Aim of the exercise
Down to the final line, write out the material beneath exactly, without pictures.

┏━━

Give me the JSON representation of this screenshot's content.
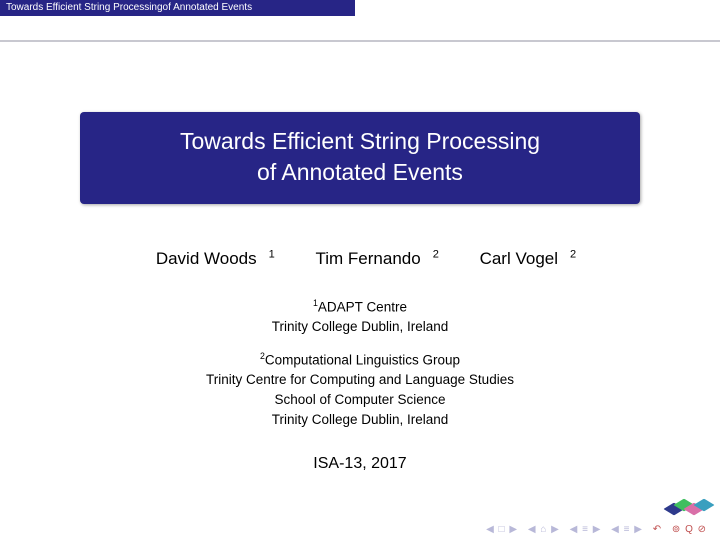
{
  "header": {
    "runningTitle": "Towards Efficient String Processingof Annotated Events"
  },
  "title": {
    "line1": "Towards Efficient String Processing",
    "line2": "of Annotated Events"
  },
  "authors": [
    {
      "name": "David Woods",
      "affMark": "1"
    },
    {
      "name": "Tim Fernando",
      "affMark": "2"
    },
    {
      "name": "Carl Vogel",
      "affMark": "2"
    }
  ],
  "affiliations": {
    "a1": {
      "mark": "1",
      "lines": [
        "ADAPT Centre",
        "Trinity College Dublin, Ireland"
      ]
    },
    "a2": {
      "mark": "2",
      "lines": [
        "Computational Linguistics Group",
        "Trinity Centre for Computing and Language Studies",
        "School of Computer Science",
        "Trinity College Dublin, Ireland"
      ]
    }
  },
  "venue": "ISA-13, 2017",
  "nav": {
    "first": "◀ □ ▶",
    "prev": "◀ ⌂ ▶",
    "next": "◀ ≡ ▶",
    "last": "◀ ≡ ▶",
    "back": "↶",
    "menu": "⊚ Q ⊘"
  }
}
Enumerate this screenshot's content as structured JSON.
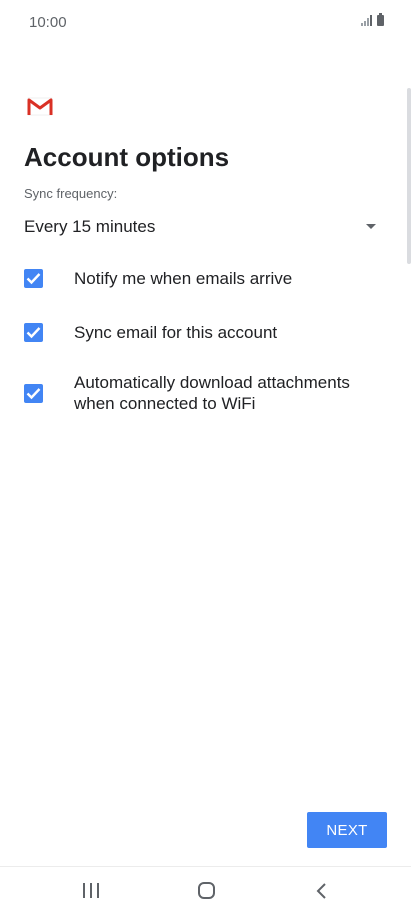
{
  "status_bar": {
    "time": "10:00",
    "icons": [
      "signal-icon",
      "battery-icon"
    ]
  },
  "header": {
    "logo": "gmail-logo-icon",
    "title": "Account options"
  },
  "sync": {
    "label": "Sync frequency:",
    "value": "Every 15 minutes"
  },
  "options": [
    {
      "label": "Notify me when emails arrive",
      "checked": true
    },
    {
      "label": "Sync email for this account",
      "checked": true
    },
    {
      "label": "Automatically download attachments when connected to WiFi",
      "checked": true
    }
  ],
  "actions": {
    "next_label": "NEXT"
  },
  "colors": {
    "accent": "#4285f4",
    "gmail_red": "#d93025",
    "text_primary": "#202124",
    "text_secondary": "#5f6368"
  }
}
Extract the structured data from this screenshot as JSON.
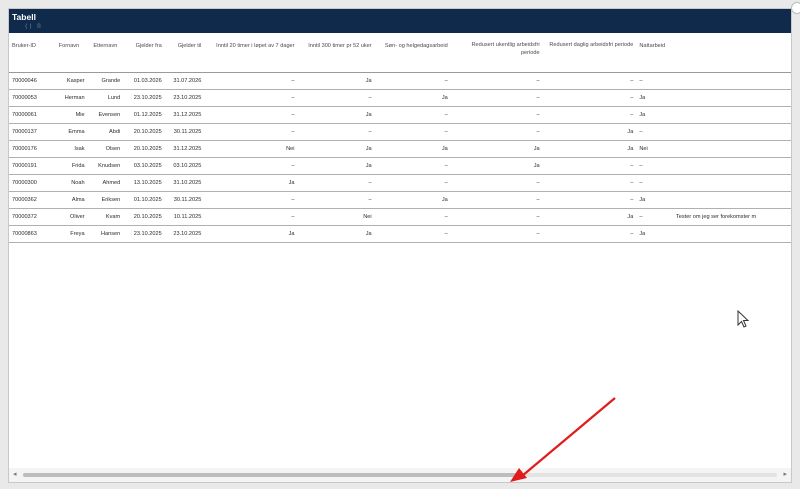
{
  "panel": {
    "title": "Tabell",
    "subicons": "⟨⟩ ⌷"
  },
  "table": {
    "columns": [
      "Bruker-ID",
      "Fornavn",
      "Etternavn",
      "Gjelder fra",
      "Gjelder til",
      "Inntil 20 timer i løpet av 7 dager",
      "Inntil 300 timer pr 52 uker",
      "Søn- og helgedagsarbeid",
      "Redusert ukentlig arbeidsfri periode",
      "Redusert daglig arbeidsfri periode",
      "Nattarbeid",
      ""
    ],
    "rows": [
      [
        "70000046",
        "Kasper",
        "Grande",
        "01.03.2026",
        "31.07.2026",
        "–",
        "Ja",
        "–",
        "–",
        "–",
        "–",
        ""
      ],
      [
        "70000053",
        "Herman",
        "Lund",
        "23.10.2025",
        "23.10.2025",
        "–",
        "–",
        "Ja",
        "–",
        "–",
        "Ja",
        ""
      ],
      [
        "70000061",
        "Mie",
        "Evensen",
        "01.12.2025",
        "31.12.2025",
        "–",
        "Ja",
        "–",
        "–",
        "–",
        "Ja",
        ""
      ],
      [
        "70000137",
        "Emma",
        "Abdi",
        "20.10.2025",
        "30.11.2025",
        "–",
        "–",
        "–",
        "–",
        "Ja",
        "–",
        ""
      ],
      [
        "70000176",
        "Isak",
        "Olsen",
        "20.10.2025",
        "31.12.2025",
        "Nei",
        "Ja",
        "Ja",
        "Ja",
        "Ja",
        "Nei",
        ""
      ],
      [
        "70000191",
        "Frida",
        "Knudsen",
        "03.10.2025",
        "03.10.2025",
        "–",
        "Ja",
        "–",
        "Ja",
        "–",
        "–",
        ""
      ],
      [
        "70000300",
        "Noah",
        "Ahmed",
        "13.10.2025",
        "31.10.2025",
        "Ja",
        "–",
        "–",
        "–",
        "–",
        "–",
        ""
      ],
      [
        "70000362",
        "Alma",
        "Eriksen",
        "01.10.2025",
        "30.11.2025",
        "–",
        "–",
        "Ja",
        "–",
        "–",
        "Ja",
        ""
      ],
      [
        "70000372",
        "Oliver",
        "Kvam",
        "20.10.2025",
        "10.11.2025",
        "–",
        "Nei",
        "–",
        "–",
        "Ja",
        "–",
        "Tester om jeg ser forekomster m"
      ],
      [
        "70000863",
        "Freya",
        "Hansen",
        "23.10.2025",
        "23.10.2025",
        "Ja",
        "Ja",
        "–",
        "–",
        "–",
        "Ja",
        ""
      ]
    ]
  },
  "scroll": {
    "left_arrow": "◂",
    "right_arrow": "▸",
    "position_fraction": 0.66
  },
  "colors": {
    "header_bg": "#0f2a4a",
    "annotation_arrow": "#e11b1b"
  }
}
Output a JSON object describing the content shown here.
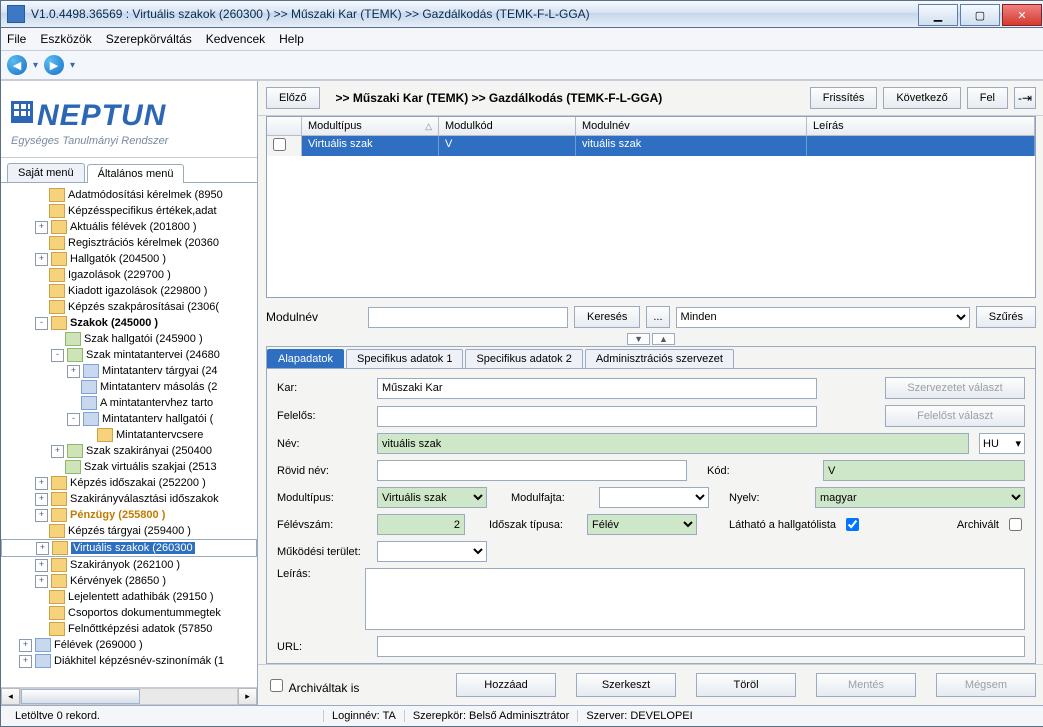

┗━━

Response below
Give me the JSON representation of this screenshot's content.
{
  "header": {
    "runningTitle": "Towards Efficient String Processingof Annotated Events"
  },
  "title": {
    "line1": "Towards Efficient String Processing",
    "line2": "of Annotated Events"
  },
  "authors": [
    {
      "name": "David Woods",
      "affMark": "1"
    },
    {
      "name": "Tim Fernando",
      "affMark": "2"
    },
    {
      "name": "Carl Vogel",
      "affMark": "2"
    }
  ],
  "affiliations": {
    "a1": {
      "mark": "1",
      "lines": [
        "ADAPT Centre",
        "Trinity College Dublin, Ireland"
      ]
    },
    "a2": {
      "mark": "2",
      "lines": [
        "Computational Linguistics Group",
        "Trinity Centre for Computing and Language Studies",
        "School of Computer Science",
        "Trinity College Dublin, Ireland"
      ]
    }
  },
  "venue": "ISA-13, 2017",
  "nav": {
    "first": "◀ □ ▶",
    "prev": "◀ ⌂ ▶",
    "next": "◀ ≡ ▶",
    "last": "◀ ≡ ▶",
    "back": "↶",
    "menu": "⊚ Q ⊘"
  }
}
Enumerate this screenshot's content as structured JSON.
{
  "status_bar": {
    "time": "10:00",
    "icons": [
      "signal-icon",
      "battery-icon"
    ]
  },
  "header": {
    "logo": "gmail-logo-icon",
    "title": "Account options"
  },
  "sync": {
    "label": "Sync frequency:",
    "value": "Every 15 minutes"
  },
  "options": [
    {
      "label": "Notify me when emails arrive",
      "checked": true
    },
    {
      "label": "Sync email for this account",
      "checked": true
    },
    {
      "label": "Automatically download attachments when connected to WiFi",
      "checked": true
    }
  ],
  "actions": {
    "next_label": "NEXT"
  },
  "colors": {
    "accent": "#4285f4",
    "gmail_red": "#d93025",
    "text_primary": "#202124",
    "text_secondary": "#5f6368"
  }
}
Extract the structured data from this screenshot as JSON.
{
  "panel": {
    "title": "Tabell",
    "subicons": "⟨⟩ ⌷"
  },
  "table": {
    "columns": [
      "Bruker-ID",
      "Fornavn",
      "Etternavn",
      "Gjelder fra",
      "Gjelder til",
      "Inntil 20 timer i løpet av 7 dager",
      "Inntil 300 timer pr 52 uker",
      "Søn- og helgedagsarbeid",
      "Redusert ukentlig arbeidsfri periode",
      "Redusert daglig arbeidsfri periode",
      "Nattarbeid",
      ""
    ],
    "rows": [
      [
        "70000046",
        "Kasper",
        "Grande",
        "01.03.2026",
        "31.07.2026",
        "–",
        "Ja",
        "–",
        "–",
        "–",
        "–",
        ""
      ],
      [
        "70000053",
        "Herman",
        "Lund",
        "23.10.2025",
        "23.10.2025",
        "–",
        "–",
        "Ja",
        "–",
        "–",
        "Ja",
        ""
      ],
      [
        "70000061",
        "Mie",
        "Evensen",
        "01.12.2025",
        "31.12.2025",
        "–",
        "Ja",
        "–",
        "–",
        "–",
        "Ja",
        ""
      ],
      [
        "70000137",
        "Emma",
        "Abdi",
        "20.10.2025",
        "30.11.2025",
        "–",
        "–",
        "–",
        "–",
        "Ja",
        "–",
        ""
      ],
      [
        "70000176",
        "Isak",
        "Olsen",
        "20.10.2025",
        "31.12.2025",
        "Nei",
        "Ja",
        "Ja",
        "Ja",
        "Ja",
        "Nei",
        ""
      ],
      [
        "70000191",
        "Frida",
        "Knudsen",
        "03.10.2025",
        "03.10.2025",
        "–",
        "Ja",
        "–",
        "Ja",
        "–",
        "–",
        ""
      ],
      [
        "70000300",
        "Noah",
        "Ahmed",
        "13.10.2025",
        "31.10.2025",
        "Ja",
        "–",
        "–",
        "–",
        "–",
        "–",
        ""
      ],
      [
        "70000362",
        "Alma",
        "Eriksen",
        "01.10.2025",
        "30.11.2025",
        "–",
        "–",
        "Ja",
        "–",
        "–",
        "Ja",
        ""
      ],
      [
        "70000372",
        "Oliver",
        "Kvam",
        "20.10.2025",
        "10.11.2025",
        "–",
        "Nei",
        "–",
        "–",
        "Ja",
        "–",
        "Tester om jeg ser forekomster m"
      ],
      [
        "70000863",
        "Freya",
        "Hansen",
        "23.10.2025",
        "23.10.2025",
        "Ja",
        "Ja",
        "–",
        "–",
        "–",
        "Ja",
        ""
      ]
    ]
  },
  "scroll": {
    "left_arrow": "◂",
    "right_arrow": "▸",
    "position_fraction": 0.66
  },
  "colors": {
    "header_bg": "#0f2a4a",
    "annotation_arrow": "#e11b1b"
  }
}
Output a JSON object describing the content shown here.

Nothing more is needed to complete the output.